The Middle Branch masterplan design team has now been reconfigured with a number of additional names, including James Corner Field Operations (JCFO), the company that had been on Turner's Westport team before, and had already placed second in NDC's Middle Branch design competition behind West 8. 

The Westport site is a linchpin in a continuous public shoreline along the entire Middle Branch and an associated bike-hike trail system that currently is temporarily placed on the old Kloman Street hemmed in between the elevated light rail tracks and a still active freight rail track. The Westport waterfront brownfield is also a key element in a new shoreline that is built to best practice standards for resilience against rising sea levels, sustainability, stormwater and habitat protection. (Reimagine)

Field Operations Competition entry: Trail network

The site further provides the the Westport community an opportunity to regain access to the waterfront and have some urgently needed parks and green spaces. The potential boost from a major investment needs to be carefully calibrated with the needs of a disadvantaged community so it doesn't result in gentrification and displacement, or the demise of commercial establishments along Westport's "main" street (Annapolis Road). 

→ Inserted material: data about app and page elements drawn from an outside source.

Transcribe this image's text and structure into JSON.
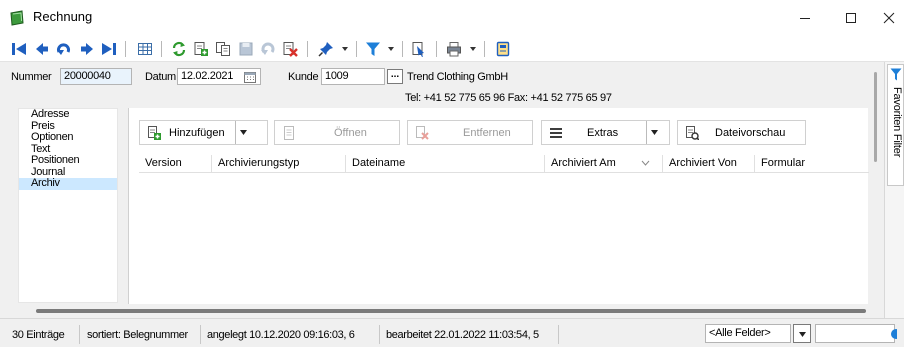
{
  "window": {
    "title": "Rechnung",
    "minimize_icon": "minimize-icon",
    "maximize_icon": "maximize-icon",
    "close_icon": "close-icon"
  },
  "toolbar": {
    "icons": [
      "first-record-icon",
      "previous-record-icon",
      "jump-icon",
      "next-record-icon",
      "last-record-icon",
      "table-view-icon",
      "refresh-icon",
      "new-record-icon",
      "copy-record-icon",
      "save-icon",
      "undo-icon",
      "delete-icon",
      "pin-icon",
      "filter-icon",
      "export-icon",
      "print-icon",
      "archive-icon"
    ]
  },
  "header": {
    "nummer_label": "Nummer",
    "nummer_value": "20000040",
    "datum_label": "Datum",
    "datum_value": "12.02.2021",
    "kunde_label": "Kunde",
    "kunde_value": "1009",
    "lookup_label": "...",
    "kunde_name": "Trend Clothing GmbH",
    "kunde_contact": "Tel: +41 52 775 65 96  Fax: +41 52 775 65 97"
  },
  "nav": {
    "items": [
      "Adresse",
      "Preis",
      "Optionen",
      "Text",
      "Positionen",
      "Journal",
      "Archiv"
    ],
    "selected": "Archiv"
  },
  "panel": {
    "add_label": "Hinzufügen",
    "open_label": "Öffnen",
    "remove_label": "Entfernen",
    "extras_label": "Extras",
    "preview_label": "Dateivorschau"
  },
  "grid": {
    "columns": [
      "Version",
      "Archivierungstyp",
      "Dateiname",
      "Archiviert Am",
      "Archiviert Von",
      "Formular"
    ]
  },
  "sidebar": {
    "label": "Favoriten Filter"
  },
  "status": {
    "count": "30 Einträge",
    "sorted": "sortiert: Belegnummer",
    "created": "angelegt 10.12.2020 09:16:03,  6",
    "edited": "bearbeitet 22.01.2022 11:03:54,  5",
    "field_select": "<Alle Felder>"
  },
  "colors": {
    "selection": "#cce8ff",
    "nav_blue": "#1f5fbf",
    "refresh_green": "#2e9a2e",
    "delete_red": "#d9312b",
    "filter_blue": "#1e7fd8"
  }
}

For all those goals to be met, Stonewall already had numerous meetings with the community. The design certainly deserves broad public vetting with public workshops, lots of "daylight" in the negotiations of the open spaces, and opportunities for all affected communities and stakeholders to build "ownership" in the new development. It must be ensured that the community's and the stakeholders' long-term interests are not only heard but baked into the plan through oversight and control mechanism that persist, no matter who the builders will be, or what the uncertainties of the residential, office, hospitality and retail real estate markets may be. It is time that Westport can see something good becoming reality on this shore of the Middle Branch.

Klaus Philipsen, FAIA

Slightly modified for clarification on 3/18/21

1 comment:

  1. The project should make more out of its waterfront.

    The irregular shoreline and the setbacks of the Critical Area Zone can be developed as much better greenspace and a model for sustainability.

    Connect views to the water.

    The rowhouse area in the middle misses many opportunities here.

    Many views are blocked and the streets are too regimented.

    Perhaps if these fanned out from a small commons or square at the tracks (with a little mix use there too?)

    Bringing more views and green streetscaping (perhaps rain gardens that connect to the water front too) the interior will enhance the value and sustainability of the whole.

    David Benn, AIA, LEED AP